40% of Second-Hand Devices Found to Contain PII

The danger of failing to ensure mobile devices have all data securely wiped before being recommissioned or resold has been highlighted by a recent study conducted by National Association for Information Destruction (NAID).

In the largest study of its type to date, NAID analysed data on more than 250 devices that had been sold on the second-hand market. 40% of those devices were found to contain personally identifiable information.

It appears that companies are increasingly aware of the data security requirements regarding desktop computers, servers, and cloud computing platforms, they are still paying attention to mobile devices.

While it is perhaps reasonable to expect some users to fail to securely erase data on personal devices due to a lack of security awareness, NAID found that it was a similar story for organizations. Devices that had been used by corporations were also found to contain sensitive information.

It would be reasonable to expect a computer forensics firm to be able to recover incorrectly deleted data on old devices; however, for this study, NAID used data recovery tools that are available on the Internet. These shareware programs were able to detect PII on the devices, showing that an individual would not need to be a computer forensics expert to be able to recover incorrectly deleted data.

The types of information recovered from the devices included credit card details, usernames and passwords, contact information, personal user data, company data, tax information and much more.

The devices found to contain the most information were tablets. 50% of tablets had recoverable PII while 44% of hard drives had PII that could be reconstructed. Only 13% of mobile phones had data that could be recovered.

While companies and individuals attempt to wipe data on devices before they are sold or handed back to lease companies, in many cases the data deletion methods were ineffective. Robert Johnson, CEO of NAID said “We know by the ongoing audits we conduct of NAID Certified service providers that when overwriting is properly done, it is a trustworthy and effect process.

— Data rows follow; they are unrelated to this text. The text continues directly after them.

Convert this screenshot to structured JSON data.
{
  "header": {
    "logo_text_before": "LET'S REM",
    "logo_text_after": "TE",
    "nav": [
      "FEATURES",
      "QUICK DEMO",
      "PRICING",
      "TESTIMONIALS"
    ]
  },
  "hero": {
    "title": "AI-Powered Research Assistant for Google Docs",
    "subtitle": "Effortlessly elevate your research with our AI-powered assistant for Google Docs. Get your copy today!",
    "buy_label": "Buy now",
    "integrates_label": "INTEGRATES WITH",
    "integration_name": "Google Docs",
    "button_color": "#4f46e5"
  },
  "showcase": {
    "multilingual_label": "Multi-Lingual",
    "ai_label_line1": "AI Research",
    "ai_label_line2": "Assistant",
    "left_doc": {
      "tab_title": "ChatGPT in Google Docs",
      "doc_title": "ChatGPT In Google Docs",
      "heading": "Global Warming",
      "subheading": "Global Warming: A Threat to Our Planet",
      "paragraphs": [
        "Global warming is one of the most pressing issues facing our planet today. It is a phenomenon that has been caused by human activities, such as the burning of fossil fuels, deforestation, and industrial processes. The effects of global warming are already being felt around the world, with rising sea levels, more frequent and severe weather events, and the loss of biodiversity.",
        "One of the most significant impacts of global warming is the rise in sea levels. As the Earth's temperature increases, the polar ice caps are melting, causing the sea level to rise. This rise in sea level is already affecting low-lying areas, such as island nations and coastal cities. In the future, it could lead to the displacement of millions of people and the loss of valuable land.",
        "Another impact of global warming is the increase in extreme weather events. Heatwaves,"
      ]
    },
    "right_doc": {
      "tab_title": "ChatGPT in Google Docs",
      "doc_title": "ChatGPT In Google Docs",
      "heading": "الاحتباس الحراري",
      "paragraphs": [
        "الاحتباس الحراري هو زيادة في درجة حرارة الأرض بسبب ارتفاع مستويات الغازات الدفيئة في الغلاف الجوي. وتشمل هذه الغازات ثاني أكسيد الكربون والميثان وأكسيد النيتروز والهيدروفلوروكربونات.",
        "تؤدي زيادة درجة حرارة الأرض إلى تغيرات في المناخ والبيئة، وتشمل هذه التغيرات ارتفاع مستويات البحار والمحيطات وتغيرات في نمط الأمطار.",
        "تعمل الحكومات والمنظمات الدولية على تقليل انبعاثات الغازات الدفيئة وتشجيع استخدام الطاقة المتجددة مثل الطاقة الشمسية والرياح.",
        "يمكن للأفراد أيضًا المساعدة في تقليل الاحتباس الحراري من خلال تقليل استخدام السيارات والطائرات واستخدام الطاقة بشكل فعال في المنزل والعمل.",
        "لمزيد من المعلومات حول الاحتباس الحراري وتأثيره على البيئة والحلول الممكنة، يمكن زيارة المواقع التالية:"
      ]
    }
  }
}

The problem lies with service providers who are not qualified and, too often, with businesses and individuals who feel they can do it themselves.”

Failure to Securely Delete Data is a HIPAA Violation

The failure to securely erase data prior to devices being resold, recycled, or returned to lease companies leaves individuals and companies at risk of data being used for malicious purposes; however, for the healthcare industry the problem could be far worse.

If patients’ or health plan members’ protected health information is left on devices and is not securely and permanently erased, HIPAA Rules will have been violated. That could result in a significant fine for a HIPAA-covered entity.

Just as physical PHI must be permanently destroyed to ensure that it is rendered unreadable, indecipherable, and otherwise cannot be reconstructed, the same applies to ePHI stored on electronic devices.

HIPAA-covered entities must ensure that PHI is overwritten with non-sensitive data to ensure it cannot be reconstructed. Alternatively, data should be purged using degaussing or exposing the data to strong magnetic fields or the media should be physically destroyed.

If electronic devices are to be recycled or returned to a leasing company, HIPAA-covered entities should ensure that those devices are first securely erased by a professional company. That company, being a business associate, would also be required to sign a business associate agreement. Should any data be recoverable on the device, it would be the business associate and not the covered entity that would be subject to a HIPAA fine.

Author: Richard Anderson

Richard Anderson is the Editor-in-Chief of NetSec.news